KARACHI: Faysal Bank’s interest in RBS stemmed largely from two concerns: a desire to increase its market share and to develop a premium banking product.
In its successful bid for RBS Pakistan, the bank has been able to get a little bit of both, though the price tag may not necessarily be worth it. The details of the financial agreement between Faysal Bank and RBS have not yet been disclosed, but analysts expect the price to be higher than last time. “We expect the transaction to be worth substantially higher than the US$87mn (Rs7.3bn) agreed by MCB Bank,” said Mustafa Bilwani, analyst at JS Global Capital in a research note released to clients on Thursday.
According to the latest available financial statements, dating September 30 2009, the bank has approximately Rs37 billion in unpledged investments, about Rs25 billion of which is in highly liquid government securities. Should the bank have to, it could theoretically liquidate some of those securities to complete the transaction, though it would then have a less stable balance sheet, not quite a wise idea given the high rate of non-performing loans on RBS Pakistan’s balance sheet.
This is especially relevant when considering the fact that the bank’s Bahraini parent company, Ithmar, has made it abundantly clear that the funds for the transaction will be raised locally by Faysal Bank.
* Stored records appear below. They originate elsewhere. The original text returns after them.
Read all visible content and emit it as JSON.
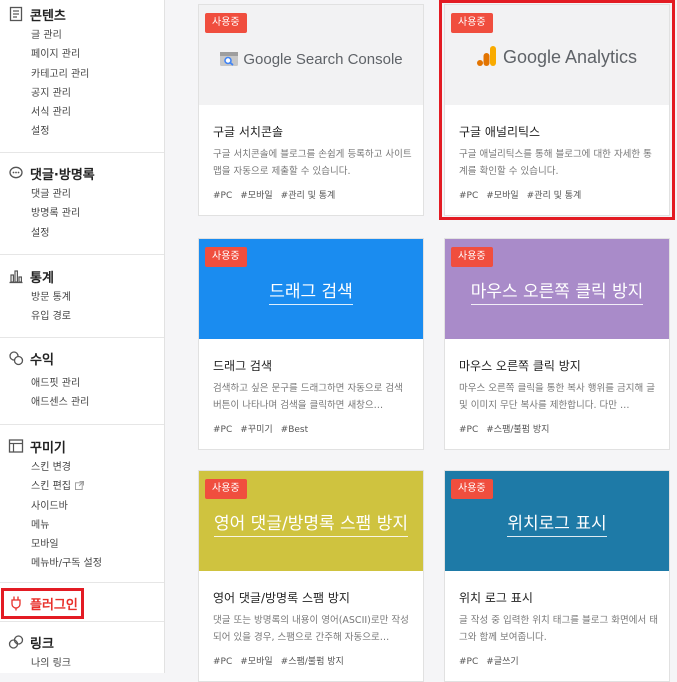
{
  "sidebar": {
    "sections": [
      {
        "icon": "document-icon",
        "title": "콘텐츠",
        "items": [
          "글 관리",
          "페이지 관리",
          "카테고리 관리",
          "공지 관리",
          "서식 관리",
          "설정"
        ]
      },
      {
        "icon": "speech-bubble-icon",
        "title": "댓글·방명록",
        "items": [
          "댓글 관리",
          "방명록 관리",
          "설정"
        ]
      },
      {
        "icon": "bar-chart-icon",
        "title": "통계",
        "items": [
          "방문 통계",
          "유입 경로"
        ]
      },
      {
        "icon": "coins-icon",
        "title": "수익",
        "items": [
          "애드핏 관리",
          "애드센스 관리"
        ]
      },
      {
        "icon": "layout-icon",
        "title": "꾸미기",
        "items": [
          "스킨 변경",
          "스킨 편집",
          "사이드바",
          "메뉴",
          "모바일",
          "메뉴바/구독 설정"
        ]
      },
      {
        "icon": "plug-icon",
        "title": "플러그인",
        "items": []
      },
      {
        "icon": "link-icon",
        "title": "링크",
        "items": [
          "나의 링크"
        ]
      }
    ]
  },
  "cards": [
    {
      "badge": "사용중",
      "logo": "Google Search Console",
      "title": "구글 서치콘솔",
      "desc": "구글 서치콘솔에 블로그를 손쉽게 등록하고 사이트맵을 자동으로 제출할 수 있습니다.",
      "tags": [
        "#PC",
        "#모바일",
        "#관리 및 통계"
      ]
    },
    {
      "badge": "사용중",
      "logo": "Google Analytics",
      "title": "구글 애널리틱스",
      "desc": "구글 애널리틱스를 통해 블로그에 대한 자세한 통계를 확인할 수 있습니다.",
      "tags": [
        "#PC",
        "#모바일",
        "#관리 및 통계"
      ]
    },
    {
      "badge": "사용중",
      "thumb_label": "드래그 검색",
      "thumb_color": "#1a8cf0",
      "title": "드래그 검색",
      "desc": "검색하고 싶은 문구를 드래그하면 자동으로 검색 버튼이 나타나며 검색을 클릭하면 새창으…",
      "tags": [
        "#PC",
        "#꾸미기",
        "#Best"
      ]
    },
    {
      "badge": "사용중",
      "thumb_label": "마우스 오른쪽 클릭 방지",
      "thumb_color": "#a98bc9",
      "title": "마우스 오른쪽 클릭 방지",
      "desc": "마우스 오른쪽 클릭을 통한 복사 행위를 금지해 글 및 이미지 무단 복사를 제한합니다. 다만 …",
      "tags": [
        "#PC",
        "#스팸/불펌 방지"
      ]
    },
    {
      "badge": "사용중",
      "thumb_label": "영어 댓글/방명록 스팸 방지",
      "thumb_color": "#cfc33f",
      "title": "영어 댓글/방명록 스팸 방지",
      "desc": "댓글 또는 방명록의 내용이 영어(ASCII)로만 작성되어 있을 경우, 스팸으로 간주해 자동으로…",
      "tags": [
        "#PC",
        "#모바일",
        "#스팸/불펌 방지"
      ]
    },
    {
      "badge": "사용중",
      "thumb_label": "위치로그 표시",
      "thumb_color": "#1e7aa7",
      "title": "위치 로그 표시",
      "desc": "글 작성 중 입력한 위치 태그를 블로그 화면에서 태그와 함께 보여줍니다.",
      "tags": [
        "#PC",
        "#글쓰기"
      ]
    }
  ],
  "colors": {
    "badge": "#f04e3e",
    "highlight": "#e31b23",
    "plugin_active": "#e8302a"
  }
}
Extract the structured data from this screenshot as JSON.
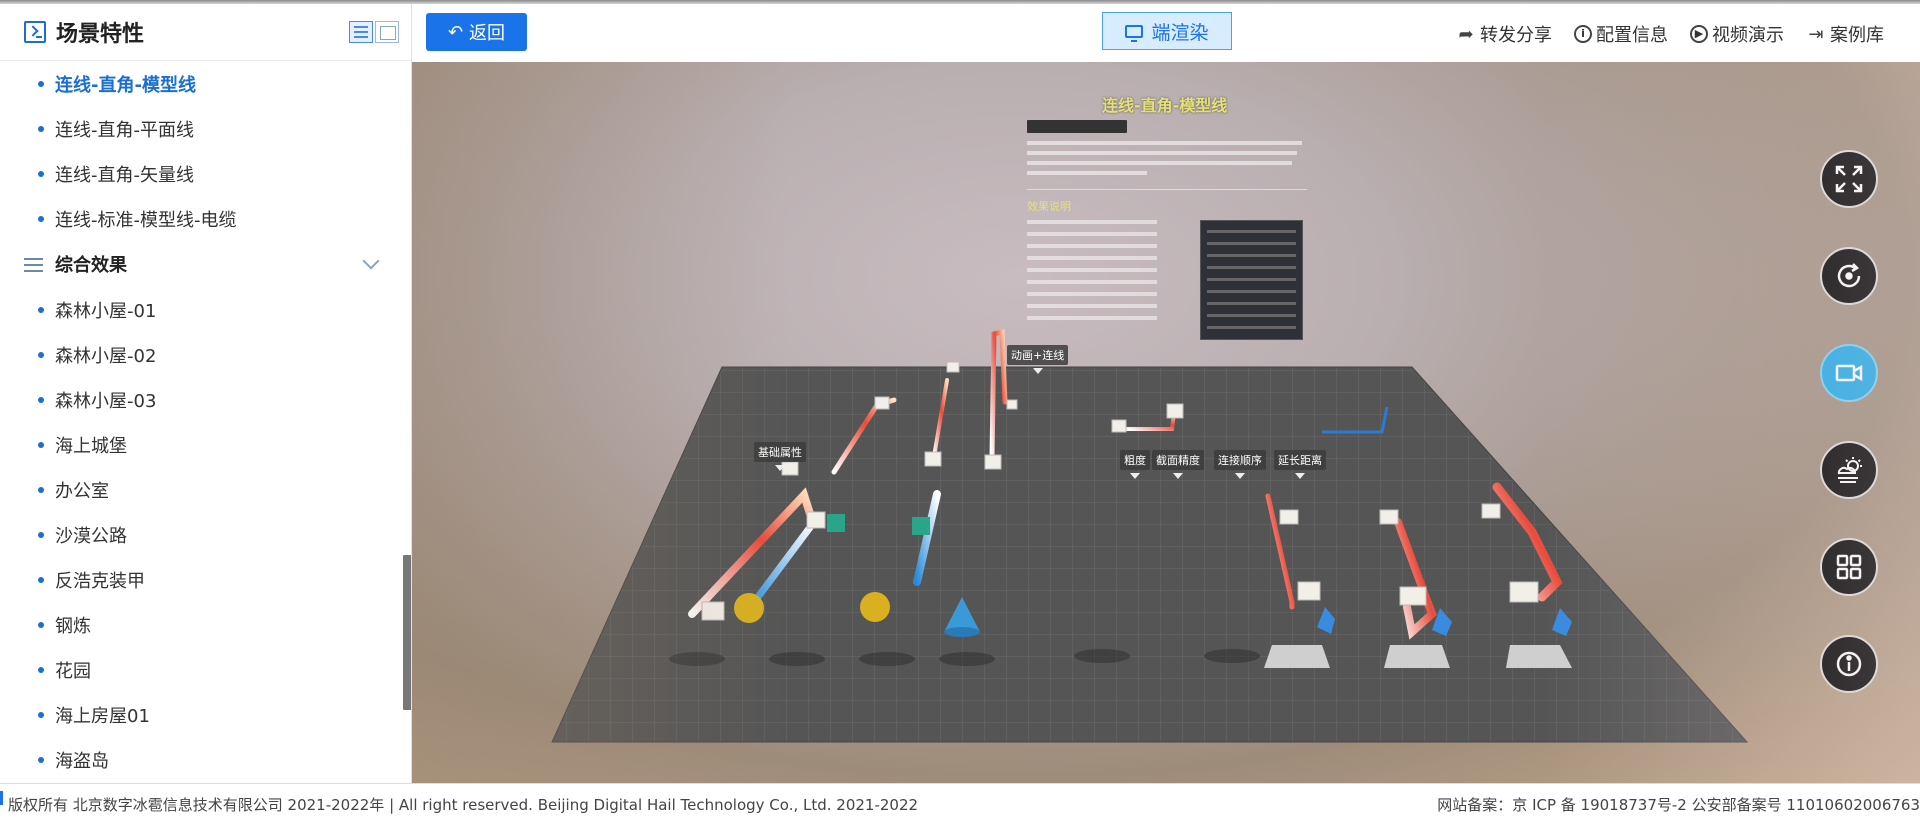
{
  "sidebar": {
    "title": "场景特性",
    "items_top": [
      "连线-直角-模型线",
      "连线-直角-平面线",
      "连线-直角-矢量线",
      "连线-标准-模型线-电缆"
    ],
    "active_index": 0,
    "group": {
      "label": "综合效果",
      "items": [
        "森林小屋-01",
        "森林小屋-02",
        "森林小屋-03",
        "海上城堡",
        "办公室",
        "沙漠公路",
        "反浩克装甲",
        "钢炼",
        "花园",
        "海上房屋01",
        "海盗岛"
      ]
    }
  },
  "toolbar": {
    "back_label": "返回",
    "render_label": "端渲染",
    "links": [
      "转发分享",
      "配置信息",
      "视频演示",
      "案例库"
    ]
  },
  "viewport": {
    "title": "连线-直角-模型线",
    "doc_subtitle": "效果说明",
    "labels": [
      "动画+连线",
      "基础属性",
      "粗度",
      "截面精度",
      "连接顺序",
      "延长距离"
    ]
  },
  "fabs": [
    "fullscreen-icon",
    "refresh-icon",
    "video-icon",
    "weather-icon",
    "grid-icon",
    "info-icon"
  ],
  "footer": {
    "left": "版权所有 北京数字冰雹信息技术有限公司 2021-2022年 | All right reserved. Beijing Digital Hail Technology Co., Ltd. 2021-2022",
    "right": "网站备案：京 ICP 备 19018737号-2 公安部备案号 11010602006763"
  },
  "colors": {
    "accent": "#1a73e8",
    "active_fab": "#1ea9e8"
  }
}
As for the impact on the financial sector as a whole, the impact is expected to be remarkably little. Faysal Bank will move from being the 12th largest bank in the country by assets to the 10th largest, with Rs256 billion in assets. Perhaps most critically, however, the bank will be within striking distance of becoming larger than Bank AL Habib and Askari Bank, a thought that is no doubt on the minds of Faysal Bank’s management.
The bank’s management has been largely unwilling to comment on anything to do with the RBS transaction, but according to sources familiar with the matter, Faysal Bank has been eyeing RBS for the prestige factor as well. RBS is a globally recognised brand name and has some of the best human capital in Pakistan in terms of banking talent. But the two banks also have very different cultures, a factor that may be cause for some strife once the merger of the two organisations begins.
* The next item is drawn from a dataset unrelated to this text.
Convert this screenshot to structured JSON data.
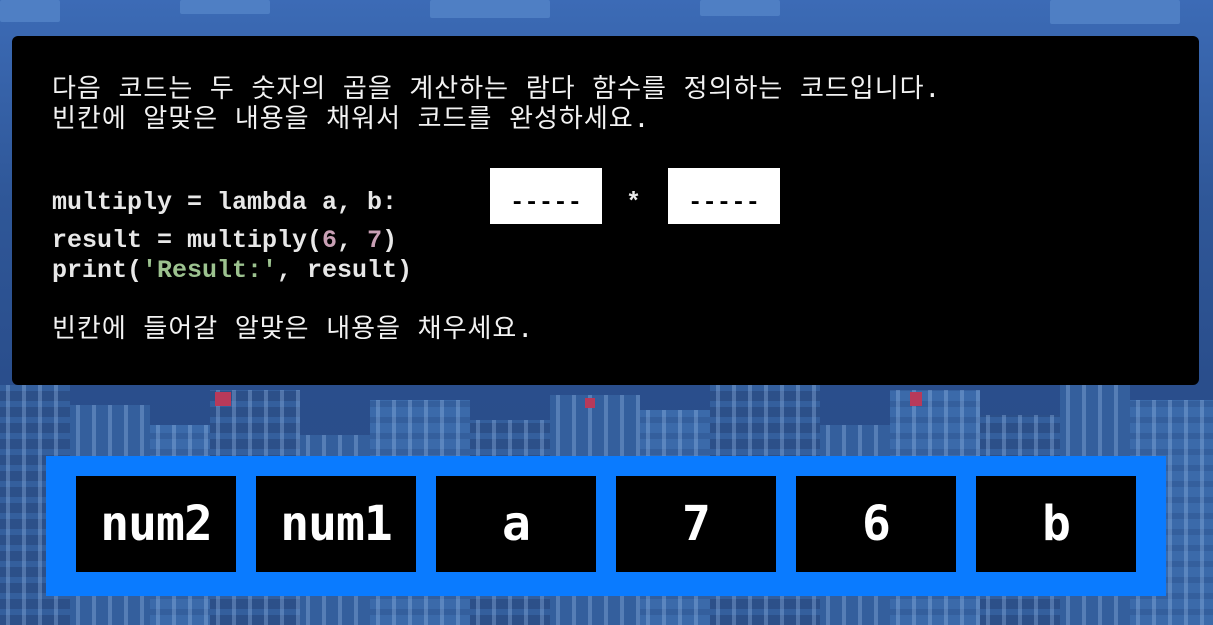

Standard Chartered Bank faced similar cultural clashes after its acquisition of Union Bank. In addition, RBS has a product for high net-worth individuals called “Royal Preferred Banking.” Faysal Bank has been trying to enter that high-end market, an effort that has so far not gotten off the ground.
The high net-worth business is coveted by banks since it gives them a much greater asset base without having a corresponding increase in their operating costs. Faysal Bank is likely to be keen to integrate RBS’ high-end clients into its own branch network, though for the deal to make financial sense, the bank would probably want to consider shutting down redundant branches.
Published in the Express Tribune, May 21st, 2010.